(Extracted records)
——
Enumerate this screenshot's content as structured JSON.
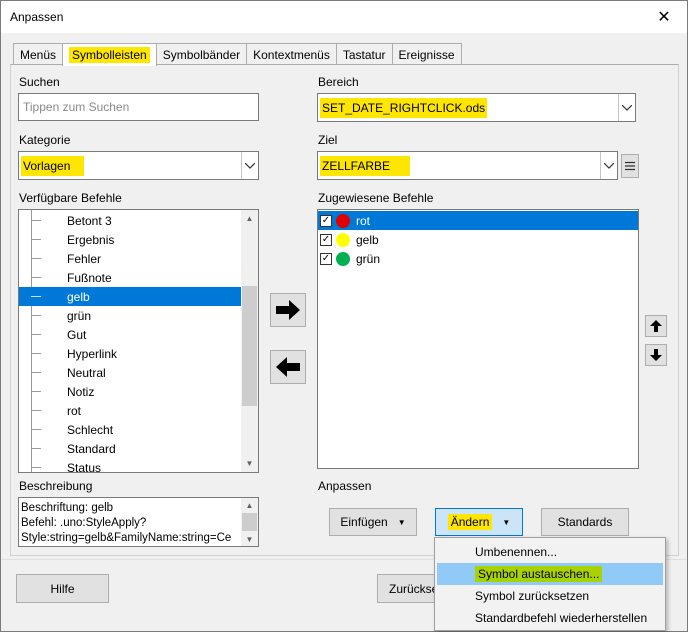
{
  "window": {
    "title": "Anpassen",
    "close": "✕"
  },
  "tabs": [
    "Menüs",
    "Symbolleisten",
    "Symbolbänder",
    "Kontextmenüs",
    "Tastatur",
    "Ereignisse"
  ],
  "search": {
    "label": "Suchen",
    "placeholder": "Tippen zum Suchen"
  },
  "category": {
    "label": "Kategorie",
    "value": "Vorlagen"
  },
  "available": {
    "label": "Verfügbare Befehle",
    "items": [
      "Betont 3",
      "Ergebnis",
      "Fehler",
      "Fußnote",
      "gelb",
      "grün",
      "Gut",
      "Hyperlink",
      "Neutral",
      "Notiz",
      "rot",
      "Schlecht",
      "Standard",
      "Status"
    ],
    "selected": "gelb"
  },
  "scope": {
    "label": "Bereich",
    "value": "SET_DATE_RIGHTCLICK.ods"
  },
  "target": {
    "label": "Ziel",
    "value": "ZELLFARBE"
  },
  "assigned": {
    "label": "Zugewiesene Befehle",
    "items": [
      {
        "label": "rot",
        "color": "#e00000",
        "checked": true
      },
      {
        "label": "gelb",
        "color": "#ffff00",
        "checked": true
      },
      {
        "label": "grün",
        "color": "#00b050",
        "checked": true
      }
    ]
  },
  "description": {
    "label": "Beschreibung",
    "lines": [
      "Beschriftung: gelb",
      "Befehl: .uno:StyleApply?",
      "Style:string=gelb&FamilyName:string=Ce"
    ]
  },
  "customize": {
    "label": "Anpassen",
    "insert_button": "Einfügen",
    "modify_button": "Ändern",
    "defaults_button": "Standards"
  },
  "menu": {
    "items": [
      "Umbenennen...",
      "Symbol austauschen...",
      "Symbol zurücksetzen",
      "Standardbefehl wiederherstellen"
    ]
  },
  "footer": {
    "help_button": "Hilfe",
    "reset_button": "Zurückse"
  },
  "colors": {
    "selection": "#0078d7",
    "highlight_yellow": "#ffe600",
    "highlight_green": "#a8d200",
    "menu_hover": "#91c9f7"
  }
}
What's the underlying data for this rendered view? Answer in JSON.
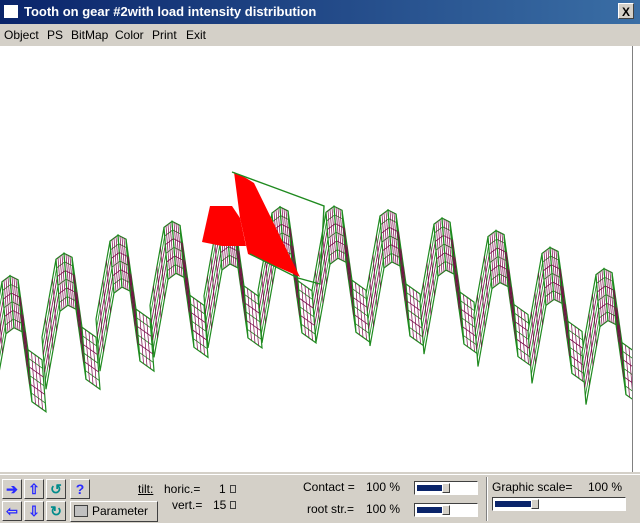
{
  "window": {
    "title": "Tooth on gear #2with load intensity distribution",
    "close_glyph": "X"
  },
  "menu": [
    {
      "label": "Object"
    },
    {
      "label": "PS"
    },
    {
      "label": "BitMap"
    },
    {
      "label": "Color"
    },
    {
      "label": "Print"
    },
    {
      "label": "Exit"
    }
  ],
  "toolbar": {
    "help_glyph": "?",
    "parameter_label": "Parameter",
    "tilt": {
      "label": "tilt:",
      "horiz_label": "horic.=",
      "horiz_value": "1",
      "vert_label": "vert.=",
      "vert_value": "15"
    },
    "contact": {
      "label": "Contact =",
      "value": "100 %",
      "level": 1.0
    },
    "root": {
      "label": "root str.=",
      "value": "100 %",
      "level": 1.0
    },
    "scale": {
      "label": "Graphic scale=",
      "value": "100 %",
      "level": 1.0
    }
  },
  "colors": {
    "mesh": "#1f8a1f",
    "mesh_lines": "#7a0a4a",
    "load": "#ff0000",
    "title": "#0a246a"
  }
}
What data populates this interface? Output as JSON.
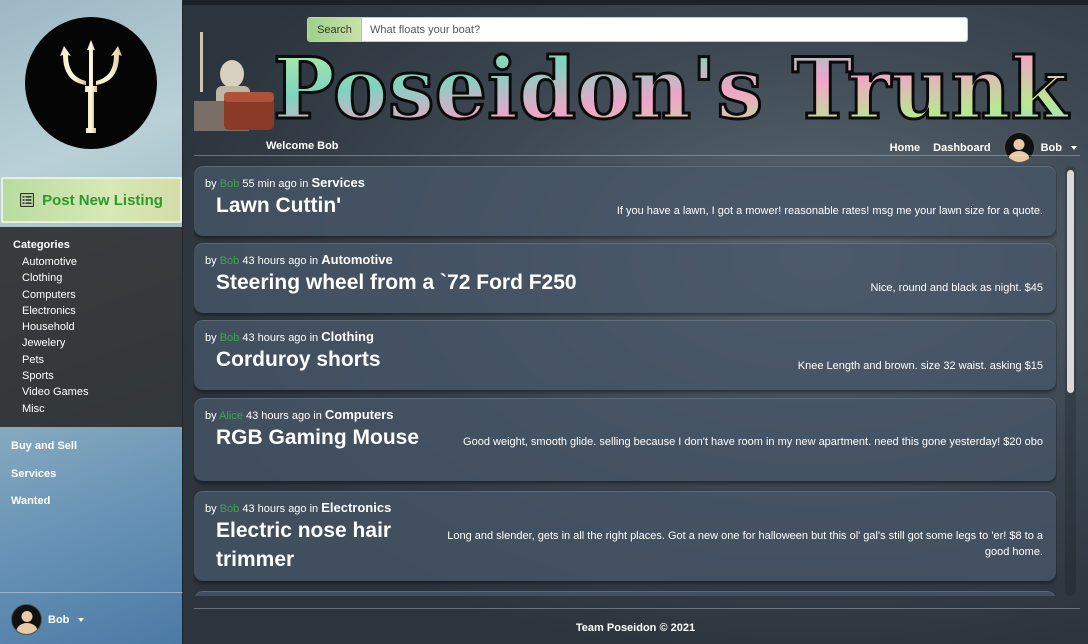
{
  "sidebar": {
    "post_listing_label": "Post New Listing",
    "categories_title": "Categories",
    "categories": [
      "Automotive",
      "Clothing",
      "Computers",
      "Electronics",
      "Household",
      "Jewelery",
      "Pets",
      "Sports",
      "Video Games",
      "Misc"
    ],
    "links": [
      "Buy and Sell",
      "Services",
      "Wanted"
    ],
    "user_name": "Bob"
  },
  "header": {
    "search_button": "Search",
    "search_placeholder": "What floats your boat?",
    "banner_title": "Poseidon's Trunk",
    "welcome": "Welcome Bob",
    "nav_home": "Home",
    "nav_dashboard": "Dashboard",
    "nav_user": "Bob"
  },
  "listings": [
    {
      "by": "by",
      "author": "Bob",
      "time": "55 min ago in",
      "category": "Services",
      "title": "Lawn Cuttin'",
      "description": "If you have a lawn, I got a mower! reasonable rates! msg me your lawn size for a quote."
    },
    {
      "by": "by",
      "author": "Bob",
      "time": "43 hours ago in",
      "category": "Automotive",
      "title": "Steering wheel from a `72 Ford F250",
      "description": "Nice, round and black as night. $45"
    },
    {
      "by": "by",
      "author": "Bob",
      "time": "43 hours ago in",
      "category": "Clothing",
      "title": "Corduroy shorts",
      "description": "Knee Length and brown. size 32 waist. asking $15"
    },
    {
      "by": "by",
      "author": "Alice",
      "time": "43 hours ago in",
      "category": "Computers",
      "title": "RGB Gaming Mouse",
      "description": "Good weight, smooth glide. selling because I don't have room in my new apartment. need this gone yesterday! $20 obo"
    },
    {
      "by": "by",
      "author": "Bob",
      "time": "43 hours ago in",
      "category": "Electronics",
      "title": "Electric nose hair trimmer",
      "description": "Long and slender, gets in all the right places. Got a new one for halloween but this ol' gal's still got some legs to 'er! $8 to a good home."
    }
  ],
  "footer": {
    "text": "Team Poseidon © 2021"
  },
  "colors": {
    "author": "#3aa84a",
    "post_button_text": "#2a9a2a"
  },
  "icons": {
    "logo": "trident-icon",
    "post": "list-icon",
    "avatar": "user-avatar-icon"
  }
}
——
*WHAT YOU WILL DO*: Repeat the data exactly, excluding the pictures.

*ANSWER FOR THIS EXERCISE*:
Enumerate this screenshot's content as structured JSON.
{
  "window": {
    "title": "Anpassen",
    "close": "✕"
  },
  "tabs": [
    "Menüs",
    "Symbolleisten",
    "Symbolbänder",
    "Kontextmenüs",
    "Tastatur",
    "Ereignisse"
  ],
  "search": {
    "label": "Suchen",
    "placeholder": "Tippen zum Suchen"
  },
  "category": {
    "label": "Kategorie",
    "value": "Vorlagen"
  },
  "available": {
    "label": "Verfügbare Befehle",
    "items": [
      "Betont 3",
      "Ergebnis",
      "Fehler",
      "Fußnote",
      "gelb",
      "grün",
      "Gut",
      "Hyperlink",
      "Neutral",
      "Notiz",
      "rot",
      "Schlecht",
      "Standard",
      "Status"
    ],
    "selected": "gelb"
  },
  "scope": {
    "label": "Bereich",
    "value": "SET_DATE_RIGHTCLICK.ods"
  },
  "target": {
    "label": "Ziel",
    "value": "ZELLFARBE"
  },
  "assigned": {
    "label": "Zugewiesene Befehle",
    "items": [
      {
        "label": "rot",
        "color": "#e00000",
        "checked": true
      },
      {
        "label": "gelb",
        "color": "#ffff00",
        "checked": true
      },
      {
        "label": "grün",
        "color": "#00b050",
        "checked": true
      }
    ]
  },
  "description": {
    "label": "Beschreibung",
    "lines": [
      "Beschriftung: gelb",
      "Befehl: .uno:StyleApply?",
      "Style:string=gelb&FamilyName:string=Ce"
    ]
  },
  "customize": {
    "label": "Anpassen",
    "insert_button": "Einfügen",
    "modify_button": "Ändern",
    "defaults_button": "Standards"
  },
  "menu": {
    "items": [
      "Umbenennen...",
      "Symbol austauschen...",
      "Symbol zurücksetzen",
      "Standardbefehl wiederherstellen"
    ]
  },
  "footer": {
    "help_button": "Hilfe",
    "reset_button": "Zurückse"
  },
  "colors": {
    "selection": "#0078d7",
    "highlight_yellow": "#ffe600",
    "highlight_green": "#a8d200",
    "menu_hover": "#91c9f7"
  }
}
What's the underlying data for this rendered view? Answer in JSON.
{
  "window": {
    "title": "Tooth on gear #2with load intensity distribution",
    "close_glyph": "X"
  },
  "menu": [
    {
      "label": "Object"
    },
    {
      "label": "PS"
    },
    {
      "label": "BitMap"
    },
    {
      "label": "Color"
    },
    {
      "label": "Print"
    },
    {
      "label": "Exit"
    }
  ],
  "toolbar": {
    "help_glyph": "?",
    "parameter_label": "Parameter",
    "tilt": {
      "label": "tilt:",
      "horiz_label": "horic.=",
      "horiz_value": "1",
      "vert_label": "vert.=",
      "vert_value": "15"
    },
    "contact": {
      "label": "Contact =",
      "value": "100 %",
      "level": 1.0
    },
    "root": {
      "label": "root str.=",
      "value": "100 %",
      "level": 1.0
    },
    "scale": {
      "label": "Graphic scale=",
      "value": "100 %",
      "level": 1.0
    }
  },
  "colors": {
    "mesh": "#1f8a1f",
    "mesh_lines": "#7a0a4a",
    "load": "#ff0000",
    "title": "#0a246a"
  }
}
What data populates this interface? Output as JSON.
{
  "sidebar": {
    "post_listing_label": "Post New Listing",
    "categories_title": "Categories",
    "categories": [
      "Automotive",
      "Clothing",
      "Computers",
      "Electronics",
      "Household",
      "Jewelery",
      "Pets",
      "Sports",
      "Video Games",
      "Misc"
    ],
    "links": [
      "Buy and Sell",
      "Services",
      "Wanted"
    ],
    "user_name": "Bob"
  },
  "header": {
    "search_button": "Search",
    "search_placeholder": "What floats your boat?",
    "banner_title": "Poseidon's Trunk",
    "welcome": "Welcome Bob",
    "nav_home": "Home",
    "nav_dashboard": "Dashboard",
    "nav_user": "Bob"
  },
  "listings": [
    {
      "by": "by",
      "author": "Bob",
      "time": "55 min ago in",
      "category": "Services",
      "title": "Lawn Cuttin'",
      "description": "If you have a lawn, I got a mower! reasonable rates! msg me your lawn size for a quote."
    },
    {
      "by": "by",
      "author": "Bob",
      "time": "43 hours ago in",
      "category": "Automotive",
      "title": "Steering wheel from a `72 Ford F250",
      "description": "Nice, round and black as night. $45"
    },
    {
      "by": "by",
      "author": "Bob",
      "time": "43 hours ago in",
      "category": "Clothing",
      "title": "Corduroy shorts",
      "description": "Knee Length and brown. size 32 waist. asking $15"
    },
    {
      "by": "by",
      "author": "Alice",
      "time": "43 hours ago in",
      "category": "Computers",
      "title": "RGB Gaming Mouse",
      "description": "Good weight, smooth glide. selling because I don't have room in my new apartment. need this gone yesterday! $20 obo"
    },
    {
      "by": "by",
      "author": "Bob",
      "time": "43 hours ago in",
      "category": "Electronics",
      "title": "Electric nose hair trimmer",
      "description": "Long and slender, gets in all the right places. Got a new one for halloween but this ol' gal's still got some legs to 'er! $8 to a good home."
    }
  ],
  "footer": {
    "text": "Team Poseidon © 2021"
  },
  "colors": {
    "author": "#3aa84a",
    "post_button_text": "#2a9a2a"
  },
  "icons": {
    "logo": "trident-icon",
    "post": "list-icon",
    "avatar": "user-avatar-icon"
  }
}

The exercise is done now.